WASHINGTON, D.C. – Last week President Joe Biden made the statement that he was issuing a blanket pardon for all of those who had been convicted of the federal crime of mere marijuana possession. Most major news organizations covered the announcement with absolute glee, but it will not impact a single person currently serving time in federal prison.
“Thousands of people will be impacted by this,” many news journalists reported. However, they were deflecting from what is really happening.
Despite the fact that today’s pot has four times the potency of your grandparents weed, and the inescapable reality that it is indeed a gateway drug, Biden is making a political move that is receiving applause from drug users and non-drug users alike, since everyone seemingly has a family member struggling with addiction.
So even though America is currently experiencing 275 overdose deaths EVERY DAY, according to CDC figures, Law Officer previously reported, and drug psychosis is conjoined with our current mental health crises, Biden feels the urgent need to announce a widespread pardon for simple marijuana users.
Law Officer’s managing editor Jim McNeff goes back to early 80s in law enforcement. He also worked undercover narcotics for 10 years during his nearly 30 years of active duty.
“When I began my career in law enforcement, simple possession of marijuana was nothing more than a ticket in my jurisdiction. By the time I retired, all you needed was a doctor’s recommendation letter and you could possess it without fear of a ticket. If you were too stoned to obtain or carry a recommendation letter with you, it was a $50 fine, but it was not a bookable offense, never was in my city during my tenure,” McNeff said. “I worked street level drug dealers and major cases with a state task force, and not once in nearly 30 years did I ever see a person booked for the federal crime of simple marijuana possession. … Now armed robbery with weed in your pocket, that is another story. But everyone keeps talking about mere marijuana possession.”
Therefore, he wondered who were all of these people in federal custody being pardoned.
The answer is 0, as in ZERO, nil, nada, none! There is not a single person in federal prison for the singular crime of mere marijuana possession getting pardoned.
Sadly, we didn’t receive this figure from any of the major news organizations. We heard it from a political commentator who address news with a Christian worldview, Dr. Albert Mohler, who is also president of the Southern Baptist Theological Seminary in Louisville, Kentucky.
On his Monday podcast, called The Briefing, Mohler said, “The president announced this massively important pardon of all persons who are convicted of the simple crime of marijuana possession at the federal level and are currently serving time in federal prison systems. That would amount to how many people? Well, I ask you to imagine the enormity of this number. The number of persons who will be released because of this presidential pardon is exactly zero.”
Continuing, Mohler expressed a statement that is consistent with our own expertise, “The reason why that number is zero is because, according to most legal authorities, there are absolutely no persons currently serving any time in a federal prison because of the simple singular charge of marijuana possession.”
Finally, we found another source reporting this truth.
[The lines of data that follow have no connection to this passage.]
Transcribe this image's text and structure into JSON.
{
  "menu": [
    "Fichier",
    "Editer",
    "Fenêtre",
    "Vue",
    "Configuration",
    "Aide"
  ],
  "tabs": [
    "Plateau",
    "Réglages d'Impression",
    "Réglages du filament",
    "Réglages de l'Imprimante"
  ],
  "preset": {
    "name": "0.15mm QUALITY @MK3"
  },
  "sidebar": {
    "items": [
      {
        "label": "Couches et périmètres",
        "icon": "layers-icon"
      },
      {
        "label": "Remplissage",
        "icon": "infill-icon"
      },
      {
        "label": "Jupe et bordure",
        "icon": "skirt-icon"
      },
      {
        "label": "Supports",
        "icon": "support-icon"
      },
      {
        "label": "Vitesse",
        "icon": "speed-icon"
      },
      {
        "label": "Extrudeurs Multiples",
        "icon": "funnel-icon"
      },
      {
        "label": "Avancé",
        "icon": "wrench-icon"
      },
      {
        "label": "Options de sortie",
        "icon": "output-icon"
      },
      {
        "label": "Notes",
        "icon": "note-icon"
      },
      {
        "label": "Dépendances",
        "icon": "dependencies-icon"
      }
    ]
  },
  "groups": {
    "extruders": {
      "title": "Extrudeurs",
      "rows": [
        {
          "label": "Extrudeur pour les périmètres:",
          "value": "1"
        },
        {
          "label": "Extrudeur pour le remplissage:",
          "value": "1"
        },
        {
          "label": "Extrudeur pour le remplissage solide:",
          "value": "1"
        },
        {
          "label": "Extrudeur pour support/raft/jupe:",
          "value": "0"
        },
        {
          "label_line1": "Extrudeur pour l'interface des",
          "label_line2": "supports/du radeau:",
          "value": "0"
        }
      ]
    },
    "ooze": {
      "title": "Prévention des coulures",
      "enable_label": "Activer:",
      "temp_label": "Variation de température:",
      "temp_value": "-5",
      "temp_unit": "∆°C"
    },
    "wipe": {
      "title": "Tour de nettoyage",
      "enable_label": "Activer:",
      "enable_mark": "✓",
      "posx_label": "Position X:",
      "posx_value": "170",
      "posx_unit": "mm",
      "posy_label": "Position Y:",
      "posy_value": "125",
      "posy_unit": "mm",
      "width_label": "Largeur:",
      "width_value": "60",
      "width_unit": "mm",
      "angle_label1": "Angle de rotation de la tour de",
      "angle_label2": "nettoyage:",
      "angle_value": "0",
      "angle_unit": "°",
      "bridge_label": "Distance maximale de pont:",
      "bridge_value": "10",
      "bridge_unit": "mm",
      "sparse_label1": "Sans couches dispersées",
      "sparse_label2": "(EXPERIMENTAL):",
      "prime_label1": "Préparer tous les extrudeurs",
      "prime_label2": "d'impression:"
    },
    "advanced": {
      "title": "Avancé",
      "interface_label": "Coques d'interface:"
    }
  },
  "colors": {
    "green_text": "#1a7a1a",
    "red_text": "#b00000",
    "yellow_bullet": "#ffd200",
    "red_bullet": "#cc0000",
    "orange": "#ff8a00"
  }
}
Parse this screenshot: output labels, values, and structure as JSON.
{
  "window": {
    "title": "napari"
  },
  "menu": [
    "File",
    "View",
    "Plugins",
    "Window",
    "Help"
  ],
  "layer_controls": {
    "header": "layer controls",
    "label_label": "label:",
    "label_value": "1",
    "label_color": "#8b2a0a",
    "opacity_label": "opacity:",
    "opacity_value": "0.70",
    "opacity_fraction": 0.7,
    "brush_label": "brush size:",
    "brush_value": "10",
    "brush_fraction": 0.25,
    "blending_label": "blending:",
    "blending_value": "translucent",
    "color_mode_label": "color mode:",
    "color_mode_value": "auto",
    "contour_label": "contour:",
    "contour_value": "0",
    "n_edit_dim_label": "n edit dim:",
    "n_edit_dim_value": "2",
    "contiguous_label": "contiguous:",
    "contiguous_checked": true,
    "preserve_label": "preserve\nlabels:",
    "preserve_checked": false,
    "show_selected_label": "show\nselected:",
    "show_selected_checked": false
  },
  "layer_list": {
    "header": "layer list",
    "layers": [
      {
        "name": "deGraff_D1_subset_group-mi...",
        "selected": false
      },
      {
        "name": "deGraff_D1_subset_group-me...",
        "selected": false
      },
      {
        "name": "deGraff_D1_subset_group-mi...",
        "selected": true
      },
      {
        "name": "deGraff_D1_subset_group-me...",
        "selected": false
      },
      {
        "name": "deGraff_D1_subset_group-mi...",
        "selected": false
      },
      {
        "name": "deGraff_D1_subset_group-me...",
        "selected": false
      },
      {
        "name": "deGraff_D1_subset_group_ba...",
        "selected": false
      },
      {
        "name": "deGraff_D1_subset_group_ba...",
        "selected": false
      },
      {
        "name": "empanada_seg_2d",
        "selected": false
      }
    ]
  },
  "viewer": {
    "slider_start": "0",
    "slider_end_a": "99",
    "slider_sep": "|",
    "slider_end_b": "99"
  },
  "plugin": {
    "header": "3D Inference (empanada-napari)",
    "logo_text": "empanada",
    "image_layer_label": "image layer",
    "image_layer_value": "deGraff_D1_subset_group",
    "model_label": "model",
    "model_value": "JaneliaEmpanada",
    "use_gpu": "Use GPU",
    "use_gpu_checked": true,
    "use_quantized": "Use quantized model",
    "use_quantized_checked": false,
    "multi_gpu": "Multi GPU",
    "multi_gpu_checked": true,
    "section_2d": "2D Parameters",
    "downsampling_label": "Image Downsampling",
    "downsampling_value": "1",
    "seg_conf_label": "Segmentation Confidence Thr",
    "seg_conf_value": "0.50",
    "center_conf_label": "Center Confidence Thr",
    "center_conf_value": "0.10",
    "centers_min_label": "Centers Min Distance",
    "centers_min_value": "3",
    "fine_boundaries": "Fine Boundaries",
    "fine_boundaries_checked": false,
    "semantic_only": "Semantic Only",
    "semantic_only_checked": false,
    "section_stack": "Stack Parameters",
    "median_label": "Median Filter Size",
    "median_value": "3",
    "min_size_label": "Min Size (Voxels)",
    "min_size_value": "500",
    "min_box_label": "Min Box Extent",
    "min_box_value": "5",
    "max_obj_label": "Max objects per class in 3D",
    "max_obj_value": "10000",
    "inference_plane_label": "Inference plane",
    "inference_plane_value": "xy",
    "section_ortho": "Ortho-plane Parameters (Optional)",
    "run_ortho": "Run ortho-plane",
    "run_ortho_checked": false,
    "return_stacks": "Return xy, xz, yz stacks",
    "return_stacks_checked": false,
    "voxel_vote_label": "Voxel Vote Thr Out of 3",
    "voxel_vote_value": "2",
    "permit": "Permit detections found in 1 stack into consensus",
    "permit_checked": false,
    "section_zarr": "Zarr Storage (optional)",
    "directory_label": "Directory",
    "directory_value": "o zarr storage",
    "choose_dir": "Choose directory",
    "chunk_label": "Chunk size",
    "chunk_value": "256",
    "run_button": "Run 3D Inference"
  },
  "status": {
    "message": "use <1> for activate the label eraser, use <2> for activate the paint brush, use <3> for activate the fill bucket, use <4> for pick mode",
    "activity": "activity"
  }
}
U.S. News wrote, “Biden’s pardons announced Oct. 6 affect about 6,500 people convicted of cannabis possession at the federal level. None remain in prison.”
Returning to Mohler’s commentary, he answers the rhetorical question, “Why would the President do this?”
“Well, let’s just state the obvious,” Mohler said. “Midterm elections are coming up. The President and his party are very much on the line, and this is the kind of thing you might well expect a Democratic president to do with the clock running out before the midterm elections. And the President, let’s just state clearly, has a lot at stake in these midterm elections. Frankly, we all do. But nonetheless, this is a largely political act, and the President knew it was a political act because he knew he wasn’t actually springing anyone from any prison. The larger part of what the President did was basically to add momentum towards the acceptability of marijuana, the normalization of marijuana.”
As he concluded his thoughts for the day, Mohler said, “And remember that as a result of the President’s pardon, exactly zero people will be released from federal prisons. A far larger number of people may have their criminal records changed or expunged at some level, but exactly how that works is not yet clear, not at all. The bigger issue is political, and the political momentum is clearly towards the legalization and normalization of marijuana.”